--- START ---
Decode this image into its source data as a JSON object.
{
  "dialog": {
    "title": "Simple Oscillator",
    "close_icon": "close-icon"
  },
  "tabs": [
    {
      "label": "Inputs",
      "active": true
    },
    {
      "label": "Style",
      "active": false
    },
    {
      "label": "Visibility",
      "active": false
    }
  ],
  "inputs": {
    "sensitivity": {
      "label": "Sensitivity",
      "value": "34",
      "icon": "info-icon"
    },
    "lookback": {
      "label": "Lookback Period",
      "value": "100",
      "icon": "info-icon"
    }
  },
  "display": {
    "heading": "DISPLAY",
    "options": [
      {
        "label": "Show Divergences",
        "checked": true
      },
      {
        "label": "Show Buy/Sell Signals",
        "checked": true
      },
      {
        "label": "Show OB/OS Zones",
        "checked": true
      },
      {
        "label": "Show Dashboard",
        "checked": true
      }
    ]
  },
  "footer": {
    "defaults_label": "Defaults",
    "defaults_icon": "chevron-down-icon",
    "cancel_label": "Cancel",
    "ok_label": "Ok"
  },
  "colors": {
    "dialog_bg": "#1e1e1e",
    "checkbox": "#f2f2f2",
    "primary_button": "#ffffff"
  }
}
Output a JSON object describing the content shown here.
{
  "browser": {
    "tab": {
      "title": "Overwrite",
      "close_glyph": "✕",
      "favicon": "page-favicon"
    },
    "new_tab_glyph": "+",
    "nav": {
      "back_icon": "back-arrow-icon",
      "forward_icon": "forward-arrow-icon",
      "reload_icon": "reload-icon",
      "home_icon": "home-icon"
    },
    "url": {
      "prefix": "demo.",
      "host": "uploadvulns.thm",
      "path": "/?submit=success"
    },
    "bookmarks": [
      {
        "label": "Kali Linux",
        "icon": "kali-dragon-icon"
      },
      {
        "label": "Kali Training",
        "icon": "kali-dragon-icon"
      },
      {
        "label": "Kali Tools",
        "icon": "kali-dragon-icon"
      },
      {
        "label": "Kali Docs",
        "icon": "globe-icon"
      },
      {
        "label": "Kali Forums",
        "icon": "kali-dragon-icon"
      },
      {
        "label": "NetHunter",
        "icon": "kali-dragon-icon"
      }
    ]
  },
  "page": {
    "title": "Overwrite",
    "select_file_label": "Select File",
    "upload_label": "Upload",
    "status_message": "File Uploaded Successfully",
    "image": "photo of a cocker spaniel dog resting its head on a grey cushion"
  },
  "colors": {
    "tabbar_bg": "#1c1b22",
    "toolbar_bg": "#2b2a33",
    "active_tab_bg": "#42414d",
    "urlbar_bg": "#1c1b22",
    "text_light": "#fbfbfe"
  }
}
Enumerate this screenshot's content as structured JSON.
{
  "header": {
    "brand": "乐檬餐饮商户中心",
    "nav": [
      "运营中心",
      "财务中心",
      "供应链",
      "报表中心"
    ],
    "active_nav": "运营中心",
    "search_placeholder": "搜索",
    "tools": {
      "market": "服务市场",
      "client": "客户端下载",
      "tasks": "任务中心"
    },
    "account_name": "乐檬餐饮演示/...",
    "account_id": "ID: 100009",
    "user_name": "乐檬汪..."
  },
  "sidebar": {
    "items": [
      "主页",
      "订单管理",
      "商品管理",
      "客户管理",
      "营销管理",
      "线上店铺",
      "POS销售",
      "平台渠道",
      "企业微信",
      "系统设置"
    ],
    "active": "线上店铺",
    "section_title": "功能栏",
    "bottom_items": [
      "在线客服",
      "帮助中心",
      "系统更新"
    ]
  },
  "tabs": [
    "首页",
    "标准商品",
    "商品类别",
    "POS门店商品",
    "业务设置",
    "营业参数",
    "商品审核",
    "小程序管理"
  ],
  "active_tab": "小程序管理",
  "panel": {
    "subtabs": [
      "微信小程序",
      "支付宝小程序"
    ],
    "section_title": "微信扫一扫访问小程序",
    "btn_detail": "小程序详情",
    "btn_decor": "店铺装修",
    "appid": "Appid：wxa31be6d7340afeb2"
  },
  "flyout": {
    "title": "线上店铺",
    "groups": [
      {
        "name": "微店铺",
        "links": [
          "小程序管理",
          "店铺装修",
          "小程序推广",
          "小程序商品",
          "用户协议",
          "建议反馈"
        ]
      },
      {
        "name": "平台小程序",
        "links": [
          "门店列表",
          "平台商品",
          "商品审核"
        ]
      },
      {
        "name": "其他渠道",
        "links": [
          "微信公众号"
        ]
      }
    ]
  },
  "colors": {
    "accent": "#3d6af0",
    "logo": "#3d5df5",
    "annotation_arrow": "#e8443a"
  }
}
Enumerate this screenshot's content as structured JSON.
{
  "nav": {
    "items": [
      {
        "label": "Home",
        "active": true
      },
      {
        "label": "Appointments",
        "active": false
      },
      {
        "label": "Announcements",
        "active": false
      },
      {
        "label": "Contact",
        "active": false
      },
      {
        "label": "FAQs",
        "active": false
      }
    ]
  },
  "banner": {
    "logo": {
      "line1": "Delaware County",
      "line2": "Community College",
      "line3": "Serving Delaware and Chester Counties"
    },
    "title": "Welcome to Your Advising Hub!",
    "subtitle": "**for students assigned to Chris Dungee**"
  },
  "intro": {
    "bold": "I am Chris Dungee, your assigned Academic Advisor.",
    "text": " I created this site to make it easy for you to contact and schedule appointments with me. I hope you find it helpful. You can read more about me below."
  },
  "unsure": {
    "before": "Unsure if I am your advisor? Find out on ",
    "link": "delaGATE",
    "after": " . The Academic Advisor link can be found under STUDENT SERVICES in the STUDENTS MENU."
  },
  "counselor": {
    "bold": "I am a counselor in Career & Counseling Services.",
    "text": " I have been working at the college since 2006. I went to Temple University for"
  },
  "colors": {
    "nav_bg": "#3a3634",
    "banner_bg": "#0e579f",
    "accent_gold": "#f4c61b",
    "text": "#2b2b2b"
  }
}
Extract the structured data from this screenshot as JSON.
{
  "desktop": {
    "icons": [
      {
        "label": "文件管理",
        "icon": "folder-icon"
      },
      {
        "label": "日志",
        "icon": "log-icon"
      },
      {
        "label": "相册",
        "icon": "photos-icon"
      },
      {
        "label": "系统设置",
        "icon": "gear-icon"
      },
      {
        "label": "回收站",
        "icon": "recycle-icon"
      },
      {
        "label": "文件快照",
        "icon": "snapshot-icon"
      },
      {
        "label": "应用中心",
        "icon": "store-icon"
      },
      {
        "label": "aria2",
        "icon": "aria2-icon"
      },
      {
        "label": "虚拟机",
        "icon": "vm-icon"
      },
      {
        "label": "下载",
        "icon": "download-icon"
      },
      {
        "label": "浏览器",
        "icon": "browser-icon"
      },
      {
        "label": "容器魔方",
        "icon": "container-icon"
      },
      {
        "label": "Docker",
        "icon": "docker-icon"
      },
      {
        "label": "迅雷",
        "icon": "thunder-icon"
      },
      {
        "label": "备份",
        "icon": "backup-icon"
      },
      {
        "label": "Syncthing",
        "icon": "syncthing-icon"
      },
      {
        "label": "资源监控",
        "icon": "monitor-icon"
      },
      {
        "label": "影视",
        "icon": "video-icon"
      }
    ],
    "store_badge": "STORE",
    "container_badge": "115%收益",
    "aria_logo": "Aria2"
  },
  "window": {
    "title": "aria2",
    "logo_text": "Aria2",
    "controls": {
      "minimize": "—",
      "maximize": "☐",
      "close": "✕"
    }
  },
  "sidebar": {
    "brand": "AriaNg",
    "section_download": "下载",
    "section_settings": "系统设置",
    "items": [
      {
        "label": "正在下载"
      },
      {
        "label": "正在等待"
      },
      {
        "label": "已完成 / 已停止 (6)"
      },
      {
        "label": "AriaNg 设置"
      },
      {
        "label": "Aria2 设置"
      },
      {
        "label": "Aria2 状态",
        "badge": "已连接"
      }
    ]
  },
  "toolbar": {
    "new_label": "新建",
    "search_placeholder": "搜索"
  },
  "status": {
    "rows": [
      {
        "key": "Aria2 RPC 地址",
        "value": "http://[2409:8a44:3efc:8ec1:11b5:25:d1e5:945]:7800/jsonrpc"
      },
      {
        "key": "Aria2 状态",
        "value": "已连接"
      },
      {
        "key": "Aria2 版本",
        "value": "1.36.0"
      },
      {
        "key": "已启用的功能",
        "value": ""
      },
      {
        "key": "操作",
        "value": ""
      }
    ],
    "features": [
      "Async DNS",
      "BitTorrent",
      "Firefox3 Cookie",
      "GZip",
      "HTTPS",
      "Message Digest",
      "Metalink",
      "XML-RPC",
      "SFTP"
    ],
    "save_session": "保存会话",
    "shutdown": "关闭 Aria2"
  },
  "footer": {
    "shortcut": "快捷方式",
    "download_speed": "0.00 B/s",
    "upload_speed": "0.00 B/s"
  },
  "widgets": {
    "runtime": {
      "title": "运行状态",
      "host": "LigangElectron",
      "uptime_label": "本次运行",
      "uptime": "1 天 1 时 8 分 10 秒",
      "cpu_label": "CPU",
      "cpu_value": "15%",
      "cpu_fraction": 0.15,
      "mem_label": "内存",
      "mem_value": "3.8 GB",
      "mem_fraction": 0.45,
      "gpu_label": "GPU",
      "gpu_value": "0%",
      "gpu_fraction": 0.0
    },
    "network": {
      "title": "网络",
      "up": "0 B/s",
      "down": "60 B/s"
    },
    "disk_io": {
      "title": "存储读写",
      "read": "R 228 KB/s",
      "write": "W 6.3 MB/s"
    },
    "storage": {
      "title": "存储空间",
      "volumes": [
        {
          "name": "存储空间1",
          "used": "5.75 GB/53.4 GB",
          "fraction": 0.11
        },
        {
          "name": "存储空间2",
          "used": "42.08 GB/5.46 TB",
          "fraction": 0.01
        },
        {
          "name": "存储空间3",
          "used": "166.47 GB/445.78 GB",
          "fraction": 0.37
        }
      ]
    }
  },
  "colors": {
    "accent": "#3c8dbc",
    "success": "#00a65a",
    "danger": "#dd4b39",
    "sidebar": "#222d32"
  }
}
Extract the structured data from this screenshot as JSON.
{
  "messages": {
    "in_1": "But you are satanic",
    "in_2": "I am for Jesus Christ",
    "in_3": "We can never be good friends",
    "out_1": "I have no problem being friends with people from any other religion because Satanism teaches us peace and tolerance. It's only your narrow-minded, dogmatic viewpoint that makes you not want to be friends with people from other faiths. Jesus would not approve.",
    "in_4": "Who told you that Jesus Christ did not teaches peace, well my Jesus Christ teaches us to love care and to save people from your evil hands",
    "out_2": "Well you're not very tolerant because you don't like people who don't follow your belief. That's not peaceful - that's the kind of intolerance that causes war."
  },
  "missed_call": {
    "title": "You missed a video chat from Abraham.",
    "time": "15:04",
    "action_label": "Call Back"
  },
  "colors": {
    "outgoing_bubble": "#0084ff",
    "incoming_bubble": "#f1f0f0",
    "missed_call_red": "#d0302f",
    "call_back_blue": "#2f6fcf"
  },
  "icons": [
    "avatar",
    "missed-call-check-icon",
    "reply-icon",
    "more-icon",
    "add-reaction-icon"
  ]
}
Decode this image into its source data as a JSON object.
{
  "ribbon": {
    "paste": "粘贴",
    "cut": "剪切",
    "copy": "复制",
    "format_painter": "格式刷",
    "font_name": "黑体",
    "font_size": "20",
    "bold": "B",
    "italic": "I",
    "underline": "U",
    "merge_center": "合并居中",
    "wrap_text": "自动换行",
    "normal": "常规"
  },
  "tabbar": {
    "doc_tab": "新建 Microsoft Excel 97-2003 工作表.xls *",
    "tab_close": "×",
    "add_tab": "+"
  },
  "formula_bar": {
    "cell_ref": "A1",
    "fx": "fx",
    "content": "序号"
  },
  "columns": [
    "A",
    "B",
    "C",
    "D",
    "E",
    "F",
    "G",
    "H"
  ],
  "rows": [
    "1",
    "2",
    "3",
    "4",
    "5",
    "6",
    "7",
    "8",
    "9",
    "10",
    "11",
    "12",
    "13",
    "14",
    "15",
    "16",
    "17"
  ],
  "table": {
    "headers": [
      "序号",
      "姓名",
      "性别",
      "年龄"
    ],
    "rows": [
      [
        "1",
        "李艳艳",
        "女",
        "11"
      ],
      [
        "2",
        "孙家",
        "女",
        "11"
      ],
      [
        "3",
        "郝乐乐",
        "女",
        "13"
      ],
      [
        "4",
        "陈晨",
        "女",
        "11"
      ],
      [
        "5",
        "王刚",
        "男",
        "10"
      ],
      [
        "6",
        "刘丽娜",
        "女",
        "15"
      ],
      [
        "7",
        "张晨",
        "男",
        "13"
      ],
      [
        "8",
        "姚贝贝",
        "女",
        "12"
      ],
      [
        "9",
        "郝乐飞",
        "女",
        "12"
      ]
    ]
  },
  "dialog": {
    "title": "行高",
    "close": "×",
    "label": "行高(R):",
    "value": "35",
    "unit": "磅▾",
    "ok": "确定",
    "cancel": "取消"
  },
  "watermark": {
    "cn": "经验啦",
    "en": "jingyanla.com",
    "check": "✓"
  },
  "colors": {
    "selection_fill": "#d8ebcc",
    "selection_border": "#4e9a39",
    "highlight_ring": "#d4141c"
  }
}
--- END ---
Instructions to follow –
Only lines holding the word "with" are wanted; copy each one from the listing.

Answer to this problem –
    "text": " I created this site to make it easy for you to contact and schedule appointments with me. I hope you find it helpful. You can read more about me below."
    "out_1": "I have no problem being friends with people from any other religion because Satanism teaches us peace and tolerance. It's only your narrow-minded, dogmatic viewpoint that makes you not want to be friends with people from other faiths. Jesus would not approve.",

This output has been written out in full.